The nest, a low bulky structure with a shallow cup, is constructed of cattails of the previous year’s growth. Typically, a runway of rushes or cattails extends from the rim of the nest to the water, allowing easy access to and from the nest. Pairs may construct additional vegetation platforms on which to brood the young. The normal clutch contains seven to twelve buffy eggs marked with irregular spotting. Incubation, which is shared by both sexes, lasts about 21 days. The precocial chicks are easily distinguished from the similar young of other marsh species. They are covered with black down, and the red bill has a black tip with red skin at its base. Young grow slowly, not reaching adult size until nearly two months of age. During this time, they stay close to one or both parents, feeding in vegetation at the edge of open areas, where their large feet and long toes enable them to traverse the marsh plants with ease. They are adept at swimming, and their head-jerking manner is distinctive. Twelve records of Massachusetts broods range from June 12 to August 7, and the August dates included families with very small young. The number of young with single birds or pairs ranged from two to nine (BOEM, Petersen). Although two broods are reared in the South, there is no evidence that this occurs here.

By late summer and early fall, Common Moorhens are most conspicuous as gatherings of family groups that actively feed together in preparation for the southward migration. Most residents depart in late September or early October for the southern United States. Occasional reports late in fall may represent either lingering residents or rare migrants. There are winter records of birds on outer Cape Cod and Nantucket, where they apparently survive in mild winters.
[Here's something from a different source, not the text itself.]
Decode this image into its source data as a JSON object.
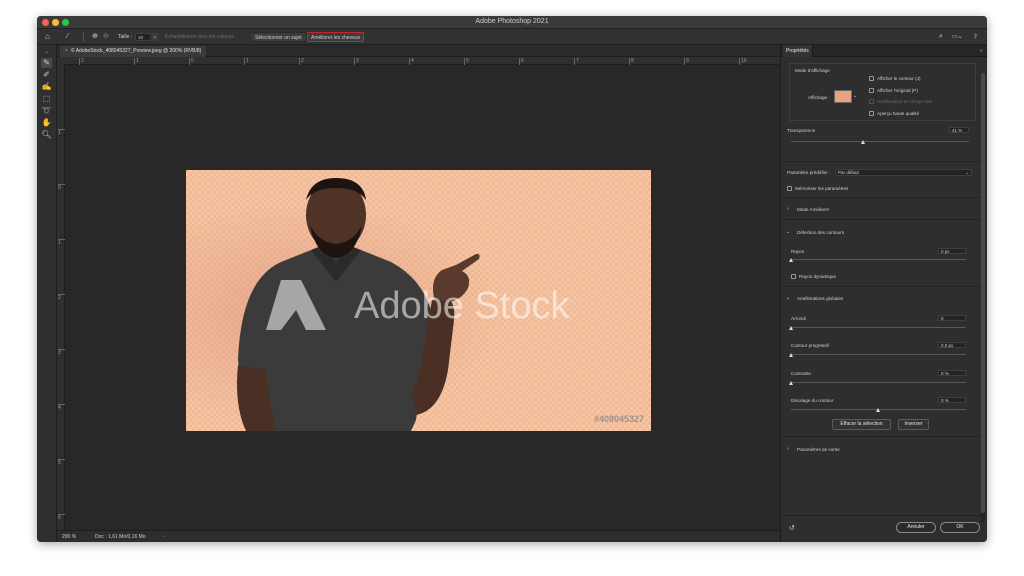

The Common Moorhen is listed as a species of special concern in Massachusetts.

Map Legend and Data Summary

Atlas 1 data collected from 1975-1979

map legend
rare and local in freshwater marshes; dramatic decline in recent years

Note: rare and local in freshwater marshes; dramatic decline in recent years

Richard A. Forster